* ABOUT THIS TASK
The following entries are to be repeated exactly, and the pictures are to be left behind.
** PROVIDED INFORMATION follows **
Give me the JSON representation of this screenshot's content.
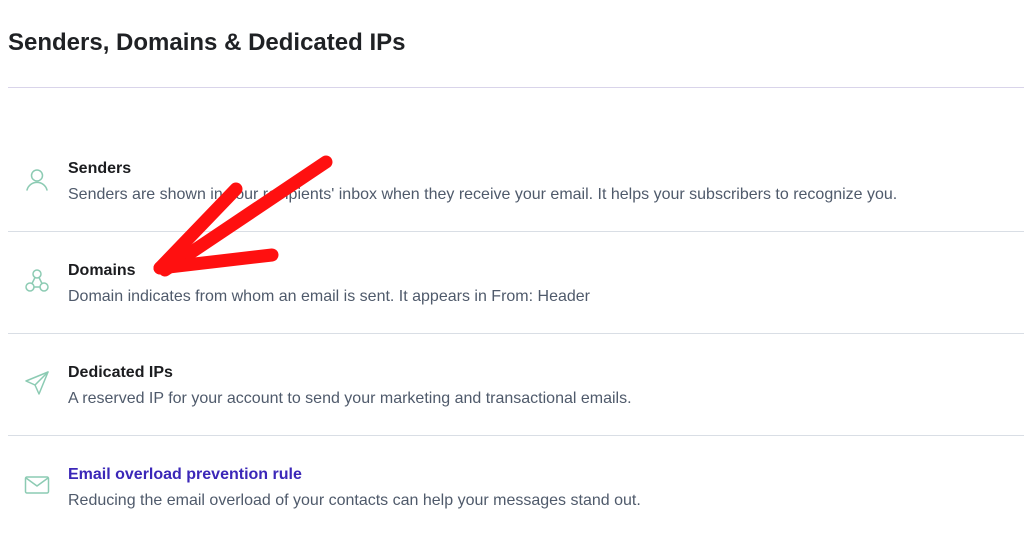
{
  "page": {
    "title": "Senders, Domains & Dedicated IPs"
  },
  "items": [
    {
      "title": "Senders",
      "description": "Senders are shown in your recipients' inbox when they receive your email. It helps your subscribers to recognize you.",
      "icon": "user-icon"
    },
    {
      "title": "Domains",
      "description": "Domain indicates from whom an email is sent. It appears in From: Header",
      "icon": "network-icon"
    },
    {
      "title": "Dedicated IPs",
      "description": "A reserved IP for your account to send your marketing and transactional emails.",
      "icon": "send-icon"
    },
    {
      "title": "Email overload prevention rule",
      "description": "Reducing the email overload of your contacts can help your messages stand out.",
      "icon": "envelope-icon"
    }
  ],
  "colors": {
    "icon": "#8ccbb3",
    "link": "#3b27b8",
    "annotation": "#ff1010"
  }
}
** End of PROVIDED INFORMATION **
* ANSWER TO THIS EXERCISE
Give me the JSON representation of this screenshot's content.
{
  "page": {
    "title": "Senders, Domains & Dedicated IPs"
  },
  "items": [
    {
      "title": "Senders",
      "description": "Senders are shown in your recipients' inbox when they receive your email. It helps your subscribers to recognize you.",
      "icon": "user-icon"
    },
    {
      "title": "Domains",
      "description": "Domain indicates from whom an email is sent. It appears in From: Header",
      "icon": "network-icon"
    },
    {
      "title": "Dedicated IPs",
      "description": "A reserved IP for your account to send your marketing and transactional emails.",
      "icon": "send-icon"
    },
    {
      "title": "Email overload prevention rule",
      "description": "Reducing the email overload of your contacts can help your messages stand out.",
      "icon": "envelope-icon"
    }
  ],
  "colors": {
    "icon": "#8ccbb3",
    "link": "#3b27b8",
    "annotation": "#ff1010"
  }
}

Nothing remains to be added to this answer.